I’m more interested in the role that the images created by directors like him play in an image culture at large, rather than making direct references. The images that these directors created long ago still have cultural relevance and that’s why it’s fun to draw on them, question them. As with many female artists, female directors have been edited out of history. The images of women as well as of men that were shaped by these movies is so dominating, so I take up their archetypes. They linger in our collective consciousness and it’s up to us to define whether they are still relevant or not.
Like exploitation cinema that draws upon certain genres to subvert them?
Yes, but not as direct. The poster I am working on right now is based on the cover of a romantic pulp novel. This type of image, a woman in 1950s dress running through the dungeon of a medieval castle, discovering a secret door, was common for novels aimed at a female readership up until the 1960s. So, I took this ridiculous selfie and inserted myself into this typical cover. Similar to »Satan in Skirts«, I use my own picture to show that these images are not about specific women but a generalized female protagonist.
The hands holding the flashlight were especially fun to paint. They refer to the sexual hypersignification as used by many directors —a woman grabbing a door handle, that kind of thing—and to what is dismissively called ›doorknob‹ cinema as a concept that relies on doors and windows as narrative devices.
When art is fun, it immediately becomes suspicious—how critical can something so enjoyable be? But, of course, the question of humor is also inherently political.
What we find to be funny says a lot about who we are as a society.
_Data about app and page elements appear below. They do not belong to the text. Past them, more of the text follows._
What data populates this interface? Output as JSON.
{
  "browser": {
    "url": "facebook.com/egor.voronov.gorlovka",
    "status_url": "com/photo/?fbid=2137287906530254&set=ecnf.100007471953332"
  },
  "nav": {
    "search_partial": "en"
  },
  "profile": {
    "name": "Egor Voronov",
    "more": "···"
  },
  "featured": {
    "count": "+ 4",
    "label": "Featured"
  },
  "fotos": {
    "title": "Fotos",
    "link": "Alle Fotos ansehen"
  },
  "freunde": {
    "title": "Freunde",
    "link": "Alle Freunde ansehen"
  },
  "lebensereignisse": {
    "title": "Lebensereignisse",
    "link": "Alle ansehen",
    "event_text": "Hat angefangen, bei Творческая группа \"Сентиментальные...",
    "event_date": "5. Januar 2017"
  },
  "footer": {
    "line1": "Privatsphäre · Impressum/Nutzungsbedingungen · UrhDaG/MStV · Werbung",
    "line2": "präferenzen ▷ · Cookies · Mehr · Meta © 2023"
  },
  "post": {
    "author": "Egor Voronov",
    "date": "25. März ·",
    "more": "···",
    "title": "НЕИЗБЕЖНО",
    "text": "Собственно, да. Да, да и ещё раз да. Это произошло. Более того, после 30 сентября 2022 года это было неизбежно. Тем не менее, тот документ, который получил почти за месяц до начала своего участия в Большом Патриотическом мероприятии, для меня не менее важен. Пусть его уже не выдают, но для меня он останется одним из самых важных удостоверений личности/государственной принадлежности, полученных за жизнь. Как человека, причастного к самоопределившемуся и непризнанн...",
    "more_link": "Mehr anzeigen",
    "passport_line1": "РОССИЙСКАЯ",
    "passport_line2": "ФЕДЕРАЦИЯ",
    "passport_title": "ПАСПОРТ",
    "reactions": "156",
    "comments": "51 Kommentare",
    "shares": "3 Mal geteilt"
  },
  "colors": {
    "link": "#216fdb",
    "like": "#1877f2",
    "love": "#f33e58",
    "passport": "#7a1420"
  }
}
In this regard, I am just barely scratching the surface, in a very mild and tender way.
You seem to approach new techniques and materials with ease. What is your work process like?
It’s nice that it appears this way! I put a lot of thought into the surfaces and materials I use. In the end, a finished piece has to successfully combine material and image. But I can say that everything starts with a color mood. I give the object or image a color and then see what happens, like a double exposure. This mood defines how the work will develop, and this will greatly influence the depicted motif. Figuring this out can sometimes be very fast, sometimes it takes forever.
When I depict mimetic scenes, I paint as beautifully and exerted as possible, so there is always this twee moment. It’s really almost like applying makeup. The finer the brushwork, the better. Other elements in the paintings are, in contrast, very graphic, and big swooshes I can do for fun. When painting the large chimneys, for example, I go on a rampage.
Some of your paintings seem like empty stages—an ominous scenery, where one would imagine a particular disastrous event taking place. Sometimes they deliberately exhibit their constructedness, giving the viewer a glimpse ›behind-the-scenes‹ by—in theater terms—breaking the fourth wall, like your chimneys.
This stage-like effect allows the viewer to be part of the mise-en-scène. A painting is always a window, and I want to reverse that and toy with the expectations of the viewer. It’s what I like about old horror movies that play on the invisible and uncertain. The look of dread on the face of a protagonist… There’s also an empowering moment in placing my figures in such a scene. In the paintings where they do appear, they almost become part of their surroundings, the architecture, and the decor. They become sovereigns of these scenes, which are ambiguous and let the viewers anticipate the narrative. The characters often look back at the viewer, reflecting their gaze, which has something uncomfortable about it.